This says all you need to know about Hiroki Kuroda‘s outing: the Orioles didn’t get a man to second base until there were two outs in the ninth, and that was the result of an error. The veteran right-hander showed no lingering effects of the line drive he took to his finger tips two starts ago, keeping the Fightin’ Showalters off balance with a two-seamer that was running all over the place and offspeed pitches that were dotting the edges of the zone. Kuroda threw 54 fastballs and 59 offspeed pitches (32 splits, 23 sliders, four curves), so yeah, good luck figuring out what was coming next.
Twenty-two of the 32 Orioles batters saw a first pitch strike and 24 of 27 outs were recorded on the infield (five strikeouts, 18 ground balls, one pop-up). Five singles, no walks, no hit-batsmen, and because no runners made it as far as second until the game was basically over, Kuroda was never really in much trouble and never once did it feel like Baltimore was on the verge of putting together something big. He was in complete control from start to finish. It was Kuroda at his finest. Just a joy to watch. I wish he was five years younger so they could give him a five-year contract. Seriously.
First The Small Ball, Then The Long Ball
Kuroda and Wei-Yin Chen matched zeroes for the first four and a half innings, but the Yankees finally broke through for three runs in the fifth. Brennan Boesch and Frankie Cervelli opened the inning with singles, and Boesch moved to third on Lyle Overbay‘s sacrifice fly. Backup backup shortstop Jayson Nix has been pretty terrible this year — came into the game 3-for-19 (.158) with eight strikeouts — but he plated the first run of the game with a sac fly to right. A run was sufficiently manufactured.
Of course, the Yankees are the Bronx Bombers are it’s only a matter of time before they get back to hitting the ball out of the park. One pitch after Nix’s sac fly, Brett Gardner (!) muscled up on a high fastball and clubbed a two-run homer high off the right field foul pole. It wasn’t a Yankee Stadium cheapie, that thing was long gone. The only question was fair or foul. Two singles, two sac flies, and one really long homer resulted in a three-run lead. That was all Kuroda needed.
It’s not that easy to win a game when your 3-4-5 hitters combine to go 0-for-11 with one walk and four strikeouts, but that’s exactly what the Yankees did on Sunday. Heck, add in Vernon Wells and it’s still 1-for-15 with a walk from the 2-3-4-5 hitters. The rest of the lineup went a combined 6-for-14 with a walk. The middle of the order has been carrying the offense early on, so it was good to see the rest of the guys pick them up when they had their first real bad game.
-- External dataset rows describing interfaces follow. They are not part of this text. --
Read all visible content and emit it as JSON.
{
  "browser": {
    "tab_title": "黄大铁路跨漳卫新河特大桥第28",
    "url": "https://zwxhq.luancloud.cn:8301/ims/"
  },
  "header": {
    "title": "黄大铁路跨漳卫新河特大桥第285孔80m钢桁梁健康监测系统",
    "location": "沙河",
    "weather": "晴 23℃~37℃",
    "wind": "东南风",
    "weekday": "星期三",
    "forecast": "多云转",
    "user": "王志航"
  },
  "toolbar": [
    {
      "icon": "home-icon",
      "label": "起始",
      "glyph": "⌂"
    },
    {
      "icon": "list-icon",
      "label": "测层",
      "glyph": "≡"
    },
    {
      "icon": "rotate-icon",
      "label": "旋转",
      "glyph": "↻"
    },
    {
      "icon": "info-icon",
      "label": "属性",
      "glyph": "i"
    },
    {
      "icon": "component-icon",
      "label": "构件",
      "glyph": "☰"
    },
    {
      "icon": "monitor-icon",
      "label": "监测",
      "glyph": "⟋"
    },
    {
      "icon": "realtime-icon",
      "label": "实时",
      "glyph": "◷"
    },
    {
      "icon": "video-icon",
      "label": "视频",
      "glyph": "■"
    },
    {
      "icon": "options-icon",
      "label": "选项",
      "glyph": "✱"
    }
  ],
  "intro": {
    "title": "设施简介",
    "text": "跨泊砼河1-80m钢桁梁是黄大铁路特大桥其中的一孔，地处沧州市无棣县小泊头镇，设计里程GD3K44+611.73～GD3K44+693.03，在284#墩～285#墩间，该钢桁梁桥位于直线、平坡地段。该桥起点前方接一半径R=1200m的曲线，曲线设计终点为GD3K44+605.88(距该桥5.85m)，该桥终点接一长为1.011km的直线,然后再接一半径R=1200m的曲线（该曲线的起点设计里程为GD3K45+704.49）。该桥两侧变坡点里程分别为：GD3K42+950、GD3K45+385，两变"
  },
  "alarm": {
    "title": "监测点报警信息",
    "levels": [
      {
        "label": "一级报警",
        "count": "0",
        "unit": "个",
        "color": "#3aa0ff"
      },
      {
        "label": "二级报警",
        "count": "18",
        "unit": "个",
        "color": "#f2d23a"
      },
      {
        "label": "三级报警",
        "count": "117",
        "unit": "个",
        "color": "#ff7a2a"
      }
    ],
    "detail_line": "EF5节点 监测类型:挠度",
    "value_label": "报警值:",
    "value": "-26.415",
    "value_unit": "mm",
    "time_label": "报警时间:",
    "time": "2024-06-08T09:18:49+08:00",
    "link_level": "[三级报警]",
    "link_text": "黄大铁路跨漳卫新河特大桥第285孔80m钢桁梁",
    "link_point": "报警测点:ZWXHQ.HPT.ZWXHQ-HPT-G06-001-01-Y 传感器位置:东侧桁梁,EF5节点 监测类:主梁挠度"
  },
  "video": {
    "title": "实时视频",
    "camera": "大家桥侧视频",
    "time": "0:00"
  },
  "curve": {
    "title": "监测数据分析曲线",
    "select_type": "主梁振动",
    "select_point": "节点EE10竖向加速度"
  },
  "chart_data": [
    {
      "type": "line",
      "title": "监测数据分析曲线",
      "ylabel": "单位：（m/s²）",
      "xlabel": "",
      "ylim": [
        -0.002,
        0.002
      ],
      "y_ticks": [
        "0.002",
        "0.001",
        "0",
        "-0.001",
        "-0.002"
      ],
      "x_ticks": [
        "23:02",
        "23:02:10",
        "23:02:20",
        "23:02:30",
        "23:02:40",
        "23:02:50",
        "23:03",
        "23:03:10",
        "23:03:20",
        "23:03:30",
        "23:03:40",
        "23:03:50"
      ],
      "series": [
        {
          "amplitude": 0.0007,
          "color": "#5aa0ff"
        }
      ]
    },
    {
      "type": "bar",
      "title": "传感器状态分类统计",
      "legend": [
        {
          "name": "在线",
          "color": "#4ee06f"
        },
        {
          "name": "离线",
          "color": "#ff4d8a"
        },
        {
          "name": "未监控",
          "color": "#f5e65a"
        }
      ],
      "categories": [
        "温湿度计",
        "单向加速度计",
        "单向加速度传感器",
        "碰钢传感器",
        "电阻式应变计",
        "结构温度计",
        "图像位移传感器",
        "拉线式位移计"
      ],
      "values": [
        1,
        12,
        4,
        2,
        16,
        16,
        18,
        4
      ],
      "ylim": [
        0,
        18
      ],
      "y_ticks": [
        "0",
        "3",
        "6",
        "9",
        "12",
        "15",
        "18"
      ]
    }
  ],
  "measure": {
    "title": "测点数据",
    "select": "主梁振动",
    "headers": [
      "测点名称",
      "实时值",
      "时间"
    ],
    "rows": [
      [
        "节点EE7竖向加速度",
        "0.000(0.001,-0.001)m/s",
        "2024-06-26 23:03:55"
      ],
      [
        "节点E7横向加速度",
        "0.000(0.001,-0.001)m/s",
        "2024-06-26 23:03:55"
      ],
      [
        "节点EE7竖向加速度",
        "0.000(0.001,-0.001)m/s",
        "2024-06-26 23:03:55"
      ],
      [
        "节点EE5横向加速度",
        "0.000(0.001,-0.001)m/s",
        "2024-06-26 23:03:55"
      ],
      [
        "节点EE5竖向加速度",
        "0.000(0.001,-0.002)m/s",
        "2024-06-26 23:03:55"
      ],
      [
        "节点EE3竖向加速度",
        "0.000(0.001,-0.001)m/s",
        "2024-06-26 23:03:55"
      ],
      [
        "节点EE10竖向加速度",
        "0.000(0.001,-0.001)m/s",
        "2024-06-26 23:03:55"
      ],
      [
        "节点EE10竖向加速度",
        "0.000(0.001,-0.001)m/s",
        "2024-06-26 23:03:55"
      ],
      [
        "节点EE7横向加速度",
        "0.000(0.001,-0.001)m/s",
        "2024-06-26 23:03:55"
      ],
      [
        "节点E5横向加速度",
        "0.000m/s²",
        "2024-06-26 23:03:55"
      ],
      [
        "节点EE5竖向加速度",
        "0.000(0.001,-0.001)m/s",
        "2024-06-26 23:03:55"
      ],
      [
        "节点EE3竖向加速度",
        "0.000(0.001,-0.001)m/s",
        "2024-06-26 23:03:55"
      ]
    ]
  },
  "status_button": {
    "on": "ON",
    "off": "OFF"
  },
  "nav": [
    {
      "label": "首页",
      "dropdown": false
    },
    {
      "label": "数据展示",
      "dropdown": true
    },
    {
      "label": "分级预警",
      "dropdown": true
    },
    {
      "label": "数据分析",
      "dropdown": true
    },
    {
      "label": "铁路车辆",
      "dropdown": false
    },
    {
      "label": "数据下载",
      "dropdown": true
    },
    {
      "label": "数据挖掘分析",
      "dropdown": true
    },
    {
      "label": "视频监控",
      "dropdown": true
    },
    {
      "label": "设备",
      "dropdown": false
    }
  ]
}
It’s not easy to out-bad defense Eduardo Nunez, but Nix has certainly done it thus far this year. He fumbled the exchange on a double play pivot and then muffed a ground ball in this game, but thankfully neither came back to bite the team. Considering the injuries to Derek Jeter and Alex Rodriguez as well as Nunez’s general shakiness, the Yankees need to find themselves a more reliable utility infielder at some point.
In other offense news, Gardner’s dinger was only his third career homer off a lefty, and his first against a southpaw since taking Ricky Romero deep in July 2010. That one was his only career grand slam, as you surely remember.
Oh by the way, Kuroda has now recorded the last three Yankees complete-game shutouts. He did it on July 18th (seven innings, rain-shortened) and August 14th (two-hit the Rangers) of last year. Remember when everyone was worried how he would transition to the AL East? Good times.
The Yankees are off on Monday, then the Diamondbacks come to town for the three-game series. Ivan Nova will kick that one off against Brandon McCarthy on Tuesday night. In case you’re wondering, no, former Yankee Ian Kennedy is not scheduled to pitch in the series. Check out RAB Tickets if you want to go to any or all of the games.